Scientists at the University of Leeds in England are heading a £4.2m national infrastructure research project which envisages having robots repairing street lights, potholes, and water & gas pipes with minimal environmental impact and disruption to the public.

Professor Phil Purnell, from the School of Civil Engineering and colleagues will develop small robots to detect problems in infrastructure and then fix them.

The project, which was announced by Universities and Science Minister, Jo Johnson, will be funded by the Engineering and Physical Sciences Research Council (EPSRC).

PotholesImagine robots seeking out potholes in our roads and repairing them while we sleep.

The team will start off by developing new robots and technologies in three areas:

Perch and Repair: drones will be developed that can perch on high structures like birds and perform repair tasks, such as fixing street lights.

Perceive and Patch: drones will be created that can autonomously inspect, diagnose, repair and prevent potholes in roads.

Fire and Foreget: the development of robots which will operate inside utility pipes, inspecting, reparing and metering them, as well as reporting tasks.

Testing will take place in Leeds

The researchers will work with the UK Collaboration for Research in Infrastructure and Cities (UKCRIC) and Leeds City Council to ensure that the technology is thoroughly tested before being trialled in a safe and responsible manner in Leeds.

Men versus robotsImagine what driving would be like if they did not have to dig up the roads to fix utility pipes.

Prof. Purnell said:

“We want to make Leeds the first city in the world to have zero disruption from street works. We can support infrastructure which can be entirely maintained by robots and make the disruption caused by the constant digging up the road in our cities a thing of the past.”

Director of the National Facility for Innovative Robotic Systems at the University, Dr. Rob Richardson, added:

“Detecting faults and weaknesses early and then quickly performing smart repairs is the key.
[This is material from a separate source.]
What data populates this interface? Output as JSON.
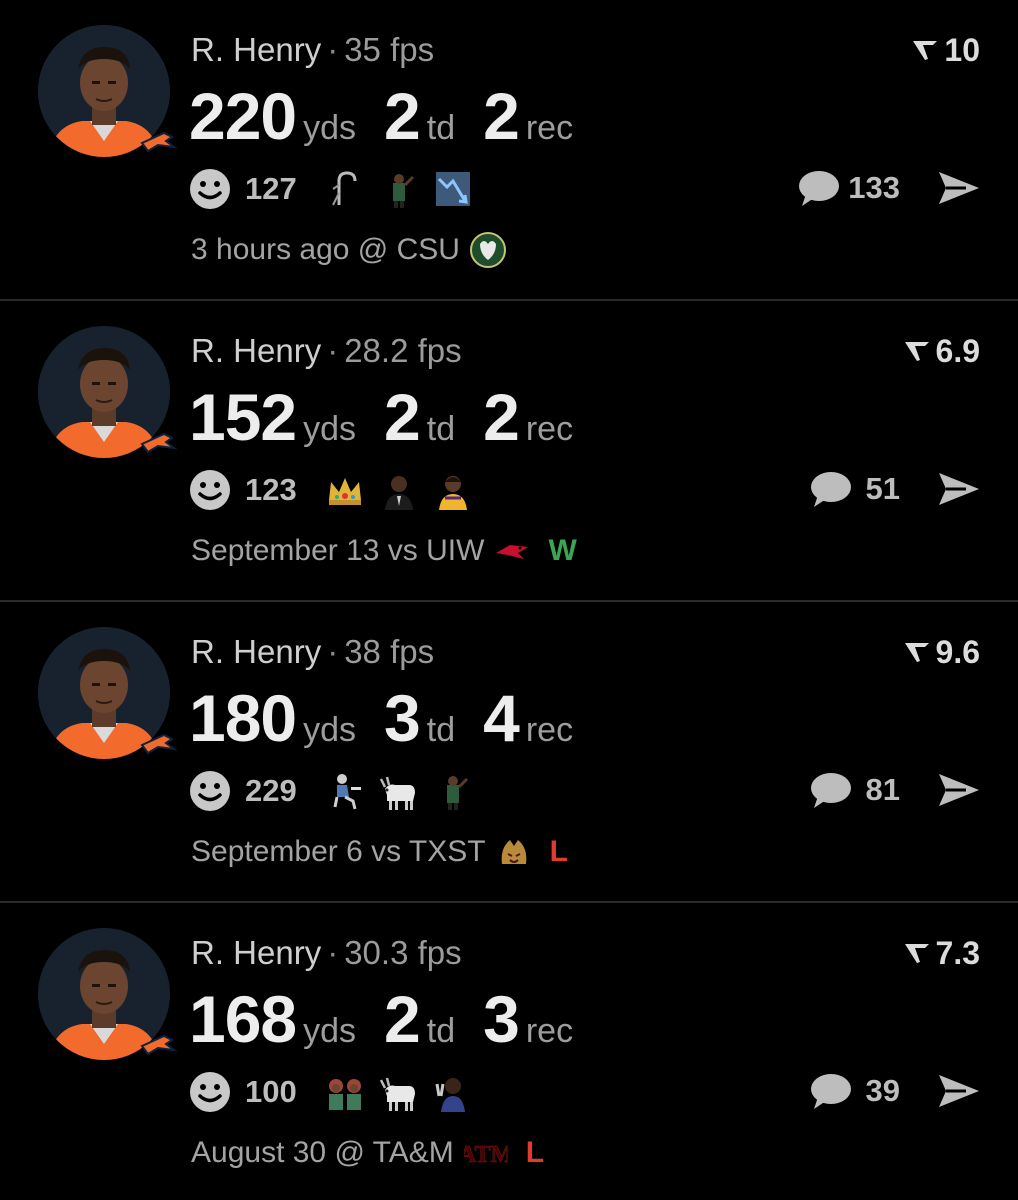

Our robots will undertake precision repairs and avoid the need for large construction vehicles in the heart of our cities. We will use the unique capabilities of our robotic facility to make new, more capable robots.”

Judith Blake, Leader of Leeds City Council Councillor, said:

“We are delighted to be working with the University of Leeds on this intriguing and groundbreaking project. We are very keen to explore new innovations and use the latest technologies to improve how the city runs through our Smart Cities programme, and this idea of turning science fiction into fact will be fascinating to watch.”

Leeds UniversityPhD student, Joe Norton, talking to Jo Johnson MP about the University’s robotic systems, when the Minister visited the University in June 2015. (Image:

“We look forward to following its development with interest as part of a relationship between the council and the university that continues to go from strength to strength.”

The project, called ‘Balancing the impact of City Infrastructure Engineering on Natural systems using Robots’ – will also monitor the economic, political, environmental and social impact of these new technologies in Leeds.

Dr Raul Fuentes, from the School of Civil Engineering, said:

“The critical part of this project is being proactive rather than reactive. This is crucial to ensuring we have sustainable and resilient infrastructure. We will target our interventions so that they are invisible to the human eye, before they become a real problem.”

Minister Jo Johnson said as she announced the funding during a visit to the University of Cambridge:

“As a One Nation Government we are investing in world-class science and engineering across our country. We want the UK to be the best place in Europe to innovate and this £4.2 million investment will bring together researchers to address some of the most pressing engineering challenges we face.”

“From ground-breaking work with robotics to advanced air-flow simulators, this investment will help tackle our aging water infrastructure and air pollution in cities to improve the lives of millions of people around the world.”

Prof. Purnell said:

“We have a strong reputation for working with community, industry and government partners, because we have such strength across a wide range of expertise, including all branches of engineering, computing, economics and environmental science.”

“We need this combined scale and knowledge if we are going to succeed in addressing some of the major challenges and build cities that are fit for the future.”

Leeds researchers will be working together with scientists from the universities of Southampton, Birmingham, Nottingham, Sheffield, Oxford, as well as UCL and Imperial College London.